DETROIT The Michigan Department of Community Health (MDCH) has unveiled the state's Infant Mortality Reduction Plan, a strategy that includes significant recommendations developed from medical research conducted by the Perinatology Research Branch (PRB) of the Eunice Kennedy Shriver National Institute for Child Health and Human Development, National Institutes of Health (NICHD/NIH), at the Wayne State University School of Medicine.
Announced Aug. 1, the plan promotes the adoption of universal cervical length screening by ultrasound and the use of progesterone in women identified as high risk for premature birth.

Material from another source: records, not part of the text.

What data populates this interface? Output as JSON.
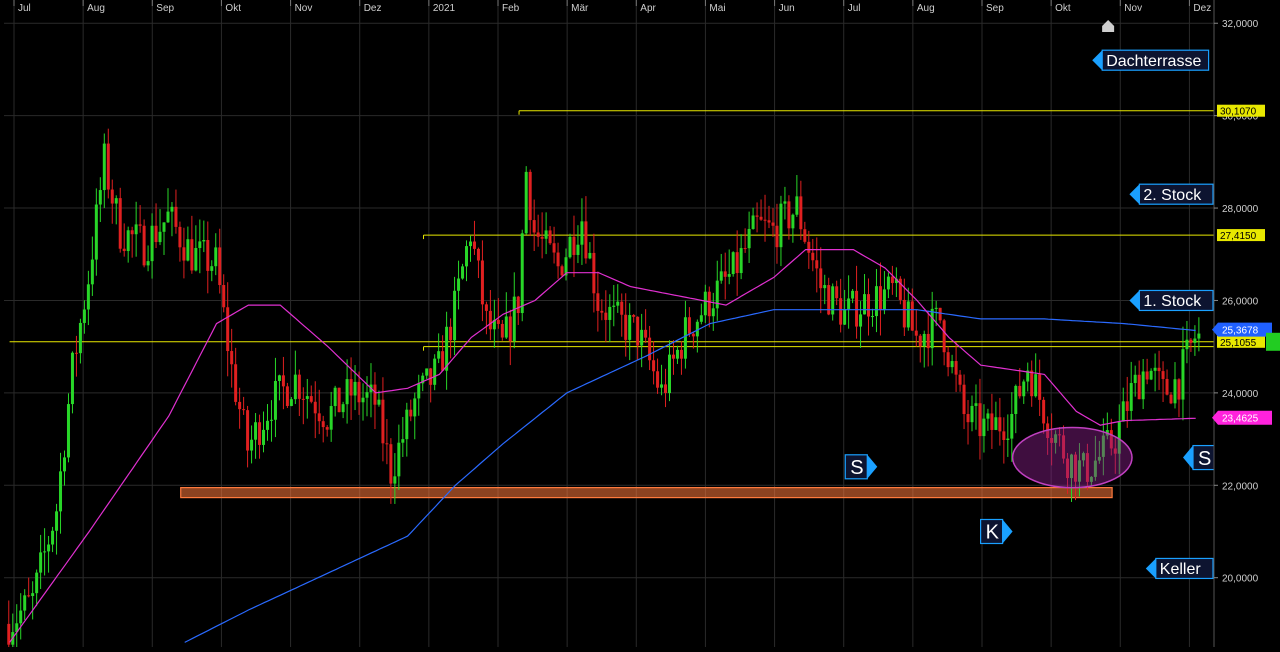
{
  "chart_data": {
    "type": "candlestick",
    "months": [
      "Jul",
      "Aug",
      "Sep",
      "Okt",
      "Nov",
      "Dez",
      "2021",
      "Feb",
      "Mär",
      "Apr",
      "Mai",
      "Jun",
      "Jul",
      "Aug",
      "Sep",
      "Okt",
      "Nov",
      "Dez"
    ],
    "y_ticks": [
      "32,0000",
      "30,0000",
      "28,0000",
      "26,0000",
      "24,0000",
      "22,0000",
      "20,0000"
    ],
    "y_tick_values": [
      32,
      30,
      28,
      26,
      24,
      22,
      20
    ],
    "ylim": [
      18.5,
      32.2
    ],
    "grid": true,
    "price_path": [
      [
        0,
        19.0
      ],
      [
        3,
        19.5
      ],
      [
        6,
        21.5
      ],
      [
        8,
        24.5
      ],
      [
        10,
        26.5
      ],
      [
        12,
        29.0
      ],
      [
        14,
        27.5
      ],
      [
        17,
        27.2
      ],
      [
        20,
        27.8
      ],
      [
        23,
        27.0
      ],
      [
        26,
        26.8
      ],
      [
        28,
        24.5
      ],
      [
        30,
        22.8
      ],
      [
        33,
        23.8
      ],
      [
        36,
        24.3
      ],
      [
        40,
        23.5
      ],
      [
        43,
        24.0
      ],
      [
        46,
        23.8
      ],
      [
        48,
        22.3
      ],
      [
        51,
        23.8
      ],
      [
        54,
        24.5
      ],
      [
        56,
        25.8
      ],
      [
        58,
        27.5
      ],
      [
        60,
        25.5
      ],
      [
        62,
        25.0
      ],
      [
        64,
        26.0
      ],
      [
        65,
        28.8
      ],
      [
        66,
        27.5
      ],
      [
        69,
        26.7
      ],
      [
        72,
        27.8
      ],
      [
        74,
        26.0
      ],
      [
        76,
        25.6
      ],
      [
        79,
        25.3
      ],
      [
        82,
        24.0
      ],
      [
        85,
        25.3
      ],
      [
        88,
        26.0
      ],
      [
        91,
        26.6
      ],
      [
        94,
        27.6
      ],
      [
        96,
        27.5
      ],
      [
        99,
        28.0
      ],
      [
        102,
        26.3
      ],
      [
        105,
        25.7
      ],
      [
        108,
        26.0
      ],
      [
        111,
        26.2
      ],
      [
        114,
        25.2
      ],
      [
        117,
        25.6
      ],
      [
        120,
        23.5
      ],
      [
        123,
        23.2
      ],
      [
        126,
        23.5
      ],
      [
        128,
        24.6
      ],
      [
        131,
        23.2
      ],
      [
        133,
        22.6
      ],
      [
        135,
        22.3
      ],
      [
        137,
        22.6
      ],
      [
        139,
        23.0
      ],
      [
        141,
        24.0
      ],
      [
        143,
        24.6
      ],
      [
        145,
        24.0
      ],
      [
        147,
        24.3
      ],
      [
        149,
        25.2
      ]
    ],
    "total_bars": 150,
    "sma_short_path": [
      [
        0,
        18.6
      ],
      [
        10,
        21.0
      ],
      [
        20,
        23.5
      ],
      [
        26,
        25.5
      ],
      [
        30,
        25.9
      ],
      [
        34,
        25.9
      ],
      [
        40,
        25.0
      ],
      [
        46,
        24.0
      ],
      [
        50,
        24.1
      ],
      [
        54,
        24.4
      ],
      [
        58,
        25.2
      ],
      [
        62,
        25.7
      ],
      [
        66,
        26.0
      ],
      [
        70,
        26.6
      ],
      [
        74,
        26.6
      ],
      [
        78,
        26.3
      ],
      [
        84,
        26.1
      ],
      [
        90,
        25.9
      ],
      [
        96,
        26.5
      ],
      [
        100,
        27.1
      ],
      [
        106,
        27.1
      ],
      [
        110,
        26.7
      ],
      [
        114,
        26.0
      ],
      [
        118,
        25.2
      ],
      [
        122,
        24.6
      ],
      [
        126,
        24.5
      ],
      [
        130,
        24.4
      ],
      [
        134,
        23.6
      ],
      [
        137,
        23.3
      ],
      [
        140,
        23.4
      ],
      [
        149,
        23.45
      ]
    ],
    "sma_long_path": [
      [
        22,
        18.6
      ],
      [
        30,
        19.3
      ],
      [
        40,
        20.1
      ],
      [
        50,
        20.9
      ],
      [
        56,
        22.0
      ],
      [
        62,
        22.9
      ],
      [
        70,
        24.0
      ],
      [
        80,
        24.8
      ],
      [
        88,
        25.5
      ],
      [
        96,
        25.8
      ],
      [
        106,
        25.8
      ],
      [
        114,
        25.8
      ],
      [
        122,
        25.6
      ],
      [
        130,
        25.6
      ],
      [
        140,
        25.5
      ],
      [
        149,
        25.35
      ]
    ],
    "hlines": [
      {
        "price": 30.107,
        "from": 64,
        "label": "30,1070",
        "color": "#e8e800"
      },
      {
        "price": 27.415,
        "from": 52,
        "label": "27,4150",
        "color": "#e8e800"
      },
      {
        "price": 25.1055,
        "from": 0,
        "label": "25,1055",
        "color": "#e8e800"
      },
      {
        "price": 25.0,
        "from": 52,
        "label": "",
        "color": "#e8e800"
      }
    ],
    "tags": [
      {
        "price": 25.3678,
        "label": "25,3678",
        "bg": "#2060ff"
      },
      {
        "price": 23.4625,
        "label": "23,4625",
        "bg": "#ff22dd"
      }
    ],
    "support_zone": {
      "from": 22,
      "to": 138,
      "top": 21.95,
      "bottom": 21.75,
      "color": "#ff7a3d"
    },
    "ellipse": {
      "center_x": 133.5,
      "center_price": 22.6,
      "rx_bars": 7.5,
      "ry_price": 0.65
    },
    "annotations": [
      {
        "name": "label-dachterrasse",
        "text": "Dachterrasse",
        "bar": 136,
        "price": 31.2,
        "arrow": "left",
        "size": "normal"
      },
      {
        "name": "label-2-stock",
        "text": "2. Stock",
        "bar": 143,
        "price": 28.3,
        "arrow": "left",
        "size": "normal"
      },
      {
        "name": "label-1-stock",
        "text": "1. Stock",
        "bar": 149,
        "price": 26.0,
        "arrow": "left",
        "size": "normal"
      },
      {
        "name": "label-s-left",
        "text": "S",
        "bar": 109,
        "price": 22.4,
        "arrow": "right",
        "size": "big"
      },
      {
        "name": "label-s-right",
        "text": "S",
        "bar": 149,
        "price": 22.6,
        "arrow": "left",
        "size": "big"
      },
      {
        "name": "label-k",
        "text": "K",
        "bar": 126,
        "price": 21.0,
        "arrow": "right",
        "size": "big"
      },
      {
        "name": "label-keller",
        "text": "Keller",
        "bar": 144,
        "price": 20.2,
        "arrow": "left",
        "size": "normal"
      }
    ]
  },
  "colors": {
    "background": "#000000",
    "grid": "#2a2a2a",
    "up_candle": "#28d628",
    "down_candle": "#e02020",
    "sma_short": "#e030d0",
    "sma_long": "#2a6aff",
    "hline": "#e8e800",
    "label_bg": "#0d1430",
    "label_arrow": "#1aa0ff",
    "last_price_bg": "#22cc22"
  }
}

The use of progesterone in women with a short cervix can reduce the rate of preterm birth the leading factor in infant mortality by as much as 45 percent, according to research findings published by the PRB. The study, released last year, was conducted at more than 40 centers worldwide. Roberto Romero, M.D., branch chief of the PRB, was the principal investigator on behalf of NICHD/NIH. Wayne State was the lead center in the trial, led by Sonia Hassan, M.D., associate dean for maternal, perinatal and child health at WSU.
The ultrasound examination is simple to perform, painless and can be performed between the 19th and 24th weeks of pregnancy. Pregnant women with a cervix less than 20 millimeters are at very high risk for preterm delivery. If a woman is found to have a short cervix, she can be treated with vaginal progesterone. Treatment with vaginal progesterone reduced the rate of preterm birth, neonatal morbidity and respiratory distress syndrome. Women can self-administer a once-daily dose.
The recommendation that the state adopt the progesterone protocol was first introduced by Valerie M. Parisi, M.D., M.P.H., M.B.A., dean of the WSU School of Medicine, during the state's Call to Action to Reduce and Prevent Infant Mortality Summit in October 2011. The summit, convened by Gov. Rick Snyder to address the state's high r
|Contact: Julie O'Connor|
Wayne State University - Office of the Vice President for Research